Your instructions
Output the records exactly. Include every line.

(Component data from apps and pages)
________________
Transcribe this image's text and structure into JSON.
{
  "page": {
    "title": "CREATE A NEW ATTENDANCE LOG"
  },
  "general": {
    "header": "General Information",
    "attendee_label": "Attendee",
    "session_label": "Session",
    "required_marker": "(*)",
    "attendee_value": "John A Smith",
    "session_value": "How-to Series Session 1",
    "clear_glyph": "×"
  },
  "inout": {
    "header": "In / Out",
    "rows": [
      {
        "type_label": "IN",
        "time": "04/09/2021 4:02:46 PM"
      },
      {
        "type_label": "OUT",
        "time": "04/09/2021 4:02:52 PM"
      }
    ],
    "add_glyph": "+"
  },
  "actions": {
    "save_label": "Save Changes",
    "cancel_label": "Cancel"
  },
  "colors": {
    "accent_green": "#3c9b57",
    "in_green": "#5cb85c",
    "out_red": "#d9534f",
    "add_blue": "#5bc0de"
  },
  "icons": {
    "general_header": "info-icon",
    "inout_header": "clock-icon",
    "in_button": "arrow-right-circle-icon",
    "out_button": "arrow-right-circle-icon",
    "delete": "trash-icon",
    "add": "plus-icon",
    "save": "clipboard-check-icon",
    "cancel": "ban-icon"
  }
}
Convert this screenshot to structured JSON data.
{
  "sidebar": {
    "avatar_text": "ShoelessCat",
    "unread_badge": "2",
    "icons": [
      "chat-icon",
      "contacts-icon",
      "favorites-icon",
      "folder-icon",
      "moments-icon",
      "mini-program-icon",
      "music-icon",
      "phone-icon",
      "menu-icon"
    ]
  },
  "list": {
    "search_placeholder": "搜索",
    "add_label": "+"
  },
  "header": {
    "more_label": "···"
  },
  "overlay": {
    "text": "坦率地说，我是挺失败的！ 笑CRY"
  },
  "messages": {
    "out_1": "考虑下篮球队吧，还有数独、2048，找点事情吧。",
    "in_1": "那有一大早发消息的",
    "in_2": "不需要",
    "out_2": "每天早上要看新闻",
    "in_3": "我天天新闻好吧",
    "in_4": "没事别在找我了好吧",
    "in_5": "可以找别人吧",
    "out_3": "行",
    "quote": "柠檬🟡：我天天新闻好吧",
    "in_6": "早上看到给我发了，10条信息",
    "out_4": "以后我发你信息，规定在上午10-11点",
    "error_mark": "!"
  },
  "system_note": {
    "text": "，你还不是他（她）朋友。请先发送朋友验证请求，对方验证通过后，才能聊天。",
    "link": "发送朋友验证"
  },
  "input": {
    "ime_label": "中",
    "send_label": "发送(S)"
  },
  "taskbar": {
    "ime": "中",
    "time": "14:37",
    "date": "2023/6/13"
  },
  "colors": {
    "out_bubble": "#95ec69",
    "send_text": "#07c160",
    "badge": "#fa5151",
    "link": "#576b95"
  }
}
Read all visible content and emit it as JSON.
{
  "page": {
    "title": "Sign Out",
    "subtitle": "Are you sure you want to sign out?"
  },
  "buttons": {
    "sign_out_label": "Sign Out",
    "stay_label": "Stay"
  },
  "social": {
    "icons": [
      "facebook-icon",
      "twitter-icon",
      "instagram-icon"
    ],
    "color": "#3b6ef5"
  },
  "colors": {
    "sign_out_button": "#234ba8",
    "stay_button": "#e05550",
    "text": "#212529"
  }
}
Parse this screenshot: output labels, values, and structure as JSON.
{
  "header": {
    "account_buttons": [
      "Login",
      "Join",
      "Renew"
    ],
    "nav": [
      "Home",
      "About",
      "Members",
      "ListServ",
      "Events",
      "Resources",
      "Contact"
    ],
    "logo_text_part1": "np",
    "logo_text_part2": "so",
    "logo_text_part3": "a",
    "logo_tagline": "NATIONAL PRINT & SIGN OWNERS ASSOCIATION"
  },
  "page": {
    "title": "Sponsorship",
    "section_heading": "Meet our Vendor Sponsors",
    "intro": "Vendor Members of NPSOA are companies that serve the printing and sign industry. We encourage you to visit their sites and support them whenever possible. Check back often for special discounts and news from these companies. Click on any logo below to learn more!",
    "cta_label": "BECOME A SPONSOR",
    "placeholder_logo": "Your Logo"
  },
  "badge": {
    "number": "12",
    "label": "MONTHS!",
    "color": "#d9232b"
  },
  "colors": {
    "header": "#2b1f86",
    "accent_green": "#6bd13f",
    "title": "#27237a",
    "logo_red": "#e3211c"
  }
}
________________
Response to the task
Transcribe this image's text and structure into JSON.
{
  "page": {
    "title": "CREATE A NEW ATTENDANCE LOG"
  },
  "general": {
    "header": "General Information",
    "attendee_label": "Attendee",
    "session_label": "Session",
    "required_marker": "(*)",
    "attendee_value": "John A Smith",
    "session_value": "How-to Series Session 1",
    "clear_glyph": "×"
  },
  "inout": {
    "header": "In / Out",
    "rows": [
      {
        "type_label": "IN",
        "time": "04/09/2021 4:02:46 PM"
      },
      {
        "type_label": "OUT",
        "time": "04/09/2021 4:02:52 PM"
      }
    ],
    "add_glyph": "+"
  },
  "actions": {
    "save_label": "Save Changes",
    "cancel_label": "Cancel"
  },
  "colors": {
    "accent_green": "#3c9b57",
    "in_green": "#5cb85c",
    "out_red": "#d9534f",
    "add_blue": "#5bc0de"
  },
  "icons": {
    "general_header": "info-icon",
    "inout_header": "clock-icon",
    "in_button": "arrow-right-circle-icon",
    "out_button": "arrow-right-circle-icon",
    "delete": "trash-icon",
    "add": "plus-icon",
    "save": "clipboard-check-icon",
    "cancel": "ban-icon"
  }
}
Convert this screenshot to structured JSON data.
{
  "sidebar": {
    "avatar_text": "ShoelessCat",
    "unread_badge": "2",
    "icons": [
      "chat-icon",
      "contacts-icon",
      "favorites-icon",
      "folder-icon",
      "moments-icon",
      "mini-program-icon",
      "music-icon",
      "phone-icon",
      "menu-icon"
    ]
  },
  "list": {
    "search_placeholder": "搜索",
    "add_label": "+"
  },
  "header": {
    "more_label": "···"
  },
  "overlay": {
    "text": "坦率地说，我是挺失败的！ 笑CRY"
  },
  "messages": {
    "out_1": "考虑下篮球队吧，还有数独、2048，找点事情吧。",
    "in_1": "那有一大早发消息的",
    "in_2": "不需要",
    "out_2": "每天早上要看新闻",
    "in_3": "我天天新闻好吧",
    "in_4": "没事别在找我了好吧",
    "in_5": "可以找别人吧",
    "out_3": "行",
    "quote": "柠檬🟡：我天天新闻好吧",
    "in_6": "早上看到给我发了，10条信息",
    "out_4": "以后我发你信息，规定在上午10-11点",
    "error_mark": "!"
  },
  "system_note": {
    "text": "，你还不是他（她）朋友。请先发送朋友验证请求，对方验证通过后，才能聊天。",
    "link": "发送朋友验证"
  },
  "input": {
    "ime_label": "中",
    "send_label": "发送(S)"
  },
  "taskbar": {
    "ime": "中",
    "time": "14:37",
    "date": "2023/6/13"
  },
  "colors": {
    "out_bubble": "#95ec69",
    "send_text": "#07c160",
    "badge": "#fa5151",
    "link": "#576b95"
  }
}
Read all visible content and emit it as JSON.
{
  "page": {
    "title": "Sign Out",
    "subtitle": "Are you sure you want to sign out?"
  },
  "buttons": {
    "sign_out_label": "Sign Out",
    "stay_label": "Stay"
  },
  "social": {
    "icons": [
      "facebook-icon",
      "twitter-icon",
      "instagram-icon"
    ],
    "color": "#3b6ef5"
  },
  "colors": {
    "sign_out_button": "#234ba8",
    "stay_button": "#e05550",
    "text": "#212529"
  }
}
Parse this screenshot: output labels, values, and structure as JSON.
{
  "header": {
    "account_buttons": [
      "Login",
      "Join",
      "Renew"
    ],
    "nav": [
      "Home",
      "About",
      "Members",
      "ListServ",
      "Events",
      "Resources",
      "Contact"
    ],
    "logo_text_part1": "np",
    "logo_text_part2": "so",
    "logo_text_part3": "a",
    "logo_tagline": "NATIONAL PRINT & SIGN OWNERS ASSOCIATION"
  },
  "page": {
    "title": "Sponsorship",
    "section_heading": "Meet our Vendor Sponsors",
    "intro": "Vendor Members of NPSOA are companies that serve the printing and sign industry. We encourage you to visit their sites and support them whenever possible. Check back often for special discounts and news from these companies. Click on any logo below to learn more!",
    "cta_label": "BECOME A SPONSOR",
    "placeholder_logo": "Your Logo"
  },
  "badge": {
    "number": "12",
    "label": "MONTHS!",
    "color": "#d9232b"
  },
  "colors": {
    "header": "#2b1f86",
    "accent_green": "#6bd13f",
    "title": "#27237a",
    "logo_red": "#e3211c"
  }
}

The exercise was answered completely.